(THE DATA)

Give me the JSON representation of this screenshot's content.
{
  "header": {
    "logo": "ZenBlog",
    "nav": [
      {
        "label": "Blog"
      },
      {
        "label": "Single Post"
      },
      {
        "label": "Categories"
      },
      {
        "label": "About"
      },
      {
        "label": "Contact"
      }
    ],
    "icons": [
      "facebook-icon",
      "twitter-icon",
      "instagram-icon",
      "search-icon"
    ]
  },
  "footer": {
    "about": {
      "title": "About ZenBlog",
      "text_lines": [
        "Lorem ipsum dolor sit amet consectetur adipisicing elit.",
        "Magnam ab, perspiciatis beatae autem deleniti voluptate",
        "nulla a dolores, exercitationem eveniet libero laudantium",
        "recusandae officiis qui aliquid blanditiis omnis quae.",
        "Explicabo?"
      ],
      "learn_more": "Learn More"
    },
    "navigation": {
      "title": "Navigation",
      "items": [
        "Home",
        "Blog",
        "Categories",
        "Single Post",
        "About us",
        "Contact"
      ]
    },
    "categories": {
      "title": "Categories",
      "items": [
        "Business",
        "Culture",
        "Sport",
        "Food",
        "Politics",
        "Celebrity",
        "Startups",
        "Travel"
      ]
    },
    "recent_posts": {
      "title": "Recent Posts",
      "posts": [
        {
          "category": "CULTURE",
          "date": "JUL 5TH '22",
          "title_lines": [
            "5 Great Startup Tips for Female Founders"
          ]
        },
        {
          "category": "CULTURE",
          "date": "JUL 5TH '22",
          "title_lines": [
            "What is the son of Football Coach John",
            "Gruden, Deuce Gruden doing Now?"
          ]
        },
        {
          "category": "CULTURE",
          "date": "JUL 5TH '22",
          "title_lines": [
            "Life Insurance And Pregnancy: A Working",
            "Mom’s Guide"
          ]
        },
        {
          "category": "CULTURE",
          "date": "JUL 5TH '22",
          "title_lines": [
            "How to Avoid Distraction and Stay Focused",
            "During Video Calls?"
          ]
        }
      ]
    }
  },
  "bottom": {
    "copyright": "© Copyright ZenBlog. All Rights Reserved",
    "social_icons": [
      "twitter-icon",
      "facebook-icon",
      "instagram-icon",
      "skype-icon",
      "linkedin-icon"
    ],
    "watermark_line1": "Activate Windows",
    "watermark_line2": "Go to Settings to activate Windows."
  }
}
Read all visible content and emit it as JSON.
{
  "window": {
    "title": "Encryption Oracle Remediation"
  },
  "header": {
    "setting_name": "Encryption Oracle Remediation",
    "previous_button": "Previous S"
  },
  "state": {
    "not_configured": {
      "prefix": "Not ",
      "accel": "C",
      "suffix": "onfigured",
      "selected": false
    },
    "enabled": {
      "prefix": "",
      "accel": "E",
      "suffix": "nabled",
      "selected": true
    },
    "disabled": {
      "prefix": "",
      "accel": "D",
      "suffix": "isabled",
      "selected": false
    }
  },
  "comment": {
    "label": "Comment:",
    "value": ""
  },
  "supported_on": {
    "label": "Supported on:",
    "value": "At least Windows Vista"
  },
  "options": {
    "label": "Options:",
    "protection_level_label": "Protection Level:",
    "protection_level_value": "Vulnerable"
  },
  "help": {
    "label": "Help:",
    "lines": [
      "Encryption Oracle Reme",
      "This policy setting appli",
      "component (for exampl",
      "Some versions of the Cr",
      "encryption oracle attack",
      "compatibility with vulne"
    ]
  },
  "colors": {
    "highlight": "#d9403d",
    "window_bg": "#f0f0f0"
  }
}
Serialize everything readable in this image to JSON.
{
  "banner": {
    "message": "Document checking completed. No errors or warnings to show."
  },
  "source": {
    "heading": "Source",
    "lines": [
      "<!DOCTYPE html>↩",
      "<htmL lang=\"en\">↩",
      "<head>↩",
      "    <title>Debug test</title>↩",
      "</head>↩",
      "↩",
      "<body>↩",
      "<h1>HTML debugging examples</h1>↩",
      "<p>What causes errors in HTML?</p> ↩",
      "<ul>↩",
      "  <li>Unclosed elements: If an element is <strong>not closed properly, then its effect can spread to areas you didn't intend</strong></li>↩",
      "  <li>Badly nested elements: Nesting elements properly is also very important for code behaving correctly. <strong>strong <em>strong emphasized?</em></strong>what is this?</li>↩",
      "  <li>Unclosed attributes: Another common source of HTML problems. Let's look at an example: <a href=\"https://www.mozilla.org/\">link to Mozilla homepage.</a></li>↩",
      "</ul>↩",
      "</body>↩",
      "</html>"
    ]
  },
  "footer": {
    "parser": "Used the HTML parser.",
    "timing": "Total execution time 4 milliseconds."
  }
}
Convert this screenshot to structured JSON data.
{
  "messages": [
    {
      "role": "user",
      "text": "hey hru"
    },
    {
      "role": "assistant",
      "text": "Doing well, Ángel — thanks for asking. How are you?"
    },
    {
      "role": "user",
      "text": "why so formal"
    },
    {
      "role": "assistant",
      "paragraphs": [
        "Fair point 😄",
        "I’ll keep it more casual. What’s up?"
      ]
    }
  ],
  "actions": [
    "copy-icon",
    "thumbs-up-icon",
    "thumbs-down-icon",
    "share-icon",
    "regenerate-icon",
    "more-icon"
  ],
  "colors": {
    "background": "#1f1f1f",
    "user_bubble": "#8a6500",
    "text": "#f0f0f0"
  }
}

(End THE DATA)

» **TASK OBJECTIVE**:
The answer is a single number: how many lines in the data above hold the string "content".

» **ANSWER BOX**:
2